Son of Sam
A handwritten letter left at a crime scene addressed to NYPD Captain Joseph Borrelli brought down the Son of Sam Killer, who terrorized New York City in the summer of 1977. It revealed the name “Son of Sam” for the first time, expressed his disrespect toward the police and his intent to keep killing. But it also was valuable in profiling David Berkowitz and confirming he was the murderer. He was initially detained after his Ford Galaxy was confirmed in the area of a Son of Sam signature shooting.
The Lindbergh Kidnapping
After 20 month old Charles Lindbergh Jr was abducted in March of 1932, authorities tracked bills used to pay the ransom money to an area close to the Bruno Hauptmann residence. Though he denied everything, evidence suggested he was the kidnapper and he was subsequently convicted 2 ½ years later and executed in 1936. Combined with material used to build a makeshift ladder to commit the crime found in Hauptmann’s house, testimony from handwriting analysts was fundamental to the case against him. His writing was an uncanny match to that scrawled on the ransom notes.

A Glimpse into the Science of Handwriting Analysis

Writing Successful handwriting analysis requires the careful examination of a collection of different contributing factors that compose an individual’s writing style. The process of professional, forensic handwriting analysis is meticulous and thorough, and an analyst will look for a range of individual traits.

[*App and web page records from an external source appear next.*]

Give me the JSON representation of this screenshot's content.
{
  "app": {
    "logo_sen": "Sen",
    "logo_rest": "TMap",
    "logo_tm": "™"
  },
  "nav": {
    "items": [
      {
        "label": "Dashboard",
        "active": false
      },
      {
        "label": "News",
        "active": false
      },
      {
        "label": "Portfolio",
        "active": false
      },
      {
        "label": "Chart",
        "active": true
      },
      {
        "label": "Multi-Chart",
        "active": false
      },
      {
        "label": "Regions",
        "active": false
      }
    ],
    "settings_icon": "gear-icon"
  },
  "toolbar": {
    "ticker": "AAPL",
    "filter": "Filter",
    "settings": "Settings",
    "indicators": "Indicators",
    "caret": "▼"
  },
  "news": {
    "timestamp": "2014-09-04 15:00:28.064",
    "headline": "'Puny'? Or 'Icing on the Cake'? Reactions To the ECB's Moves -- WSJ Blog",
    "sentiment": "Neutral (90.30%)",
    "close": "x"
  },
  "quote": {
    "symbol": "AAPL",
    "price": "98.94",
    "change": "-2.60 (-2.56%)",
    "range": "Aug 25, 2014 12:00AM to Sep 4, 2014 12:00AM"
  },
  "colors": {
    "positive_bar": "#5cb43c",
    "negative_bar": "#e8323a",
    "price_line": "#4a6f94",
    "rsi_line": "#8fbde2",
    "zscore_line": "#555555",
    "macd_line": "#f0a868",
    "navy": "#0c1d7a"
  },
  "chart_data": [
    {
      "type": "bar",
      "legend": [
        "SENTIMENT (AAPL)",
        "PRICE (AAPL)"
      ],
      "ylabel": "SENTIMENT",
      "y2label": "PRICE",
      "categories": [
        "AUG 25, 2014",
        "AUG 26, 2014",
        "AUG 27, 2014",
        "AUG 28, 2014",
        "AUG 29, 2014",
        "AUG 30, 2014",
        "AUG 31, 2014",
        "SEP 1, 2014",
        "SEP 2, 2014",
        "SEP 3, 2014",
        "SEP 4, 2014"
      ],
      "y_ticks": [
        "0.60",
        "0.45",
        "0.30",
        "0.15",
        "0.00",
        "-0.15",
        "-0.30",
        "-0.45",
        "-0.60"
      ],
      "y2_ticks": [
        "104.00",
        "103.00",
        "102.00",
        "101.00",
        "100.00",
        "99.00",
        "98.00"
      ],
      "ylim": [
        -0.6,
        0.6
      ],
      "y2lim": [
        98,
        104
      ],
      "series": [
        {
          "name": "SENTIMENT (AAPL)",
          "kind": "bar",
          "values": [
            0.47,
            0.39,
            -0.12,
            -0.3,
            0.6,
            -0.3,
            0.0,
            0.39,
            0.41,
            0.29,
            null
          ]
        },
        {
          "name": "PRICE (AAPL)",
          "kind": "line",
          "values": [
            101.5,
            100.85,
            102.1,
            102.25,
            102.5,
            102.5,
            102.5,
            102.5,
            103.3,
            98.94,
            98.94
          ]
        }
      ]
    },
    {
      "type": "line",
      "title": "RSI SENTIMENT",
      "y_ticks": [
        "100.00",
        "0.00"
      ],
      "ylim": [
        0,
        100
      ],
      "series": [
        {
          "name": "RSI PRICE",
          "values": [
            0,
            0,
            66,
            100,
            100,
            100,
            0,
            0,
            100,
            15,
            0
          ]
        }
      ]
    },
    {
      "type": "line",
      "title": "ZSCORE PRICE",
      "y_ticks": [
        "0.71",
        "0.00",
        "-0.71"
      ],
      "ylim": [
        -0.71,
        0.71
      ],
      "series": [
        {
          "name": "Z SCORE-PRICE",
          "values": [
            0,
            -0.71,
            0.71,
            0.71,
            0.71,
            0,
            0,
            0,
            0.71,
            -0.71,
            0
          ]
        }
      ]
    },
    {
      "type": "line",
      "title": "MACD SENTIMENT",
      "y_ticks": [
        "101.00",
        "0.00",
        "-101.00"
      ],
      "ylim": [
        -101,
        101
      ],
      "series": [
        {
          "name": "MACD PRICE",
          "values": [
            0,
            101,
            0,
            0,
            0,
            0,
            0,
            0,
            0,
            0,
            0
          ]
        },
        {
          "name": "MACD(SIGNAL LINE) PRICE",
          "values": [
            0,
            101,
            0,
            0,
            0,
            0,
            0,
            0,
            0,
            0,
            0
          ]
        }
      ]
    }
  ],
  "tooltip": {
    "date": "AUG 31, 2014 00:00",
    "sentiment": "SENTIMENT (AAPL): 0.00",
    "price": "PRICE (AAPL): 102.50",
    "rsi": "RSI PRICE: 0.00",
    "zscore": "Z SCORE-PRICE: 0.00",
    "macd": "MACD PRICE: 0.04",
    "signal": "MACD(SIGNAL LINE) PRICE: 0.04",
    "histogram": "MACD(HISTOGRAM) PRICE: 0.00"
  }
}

Among these traits is letter form. For this, the analyst will examine the slope, curves, proportional size of letters to others and slants, both for words and sentences as a whole and individual letters. This school of analysis will also examine a person’s propensity to pay special attention- or to completely ignore- certain letters in certain context.
An analyst will also closely examine formatting, or the spacing between letters, words and the placement of words on a line. In this respect, the analyst will also closely look at what kind of dead space the writer will leave on a page, including not only margin width, but the spacing between lines, considering the intersection- if any- of word strokes on one line over another.
Another fundamental component to accurate handwriting analysis is line form. This examines the pressure a writer will apply to the pen and paper while writing. Also studying the speed of the writer, this is determined by how smooth and dark the lines are. Other things an experienced analyst can determine is how shaky the lines are, if there are dark and thick starts and finishes and a lot of pen lifts. All these factors determine if the writer id slowly or naturally, quickly forming letters.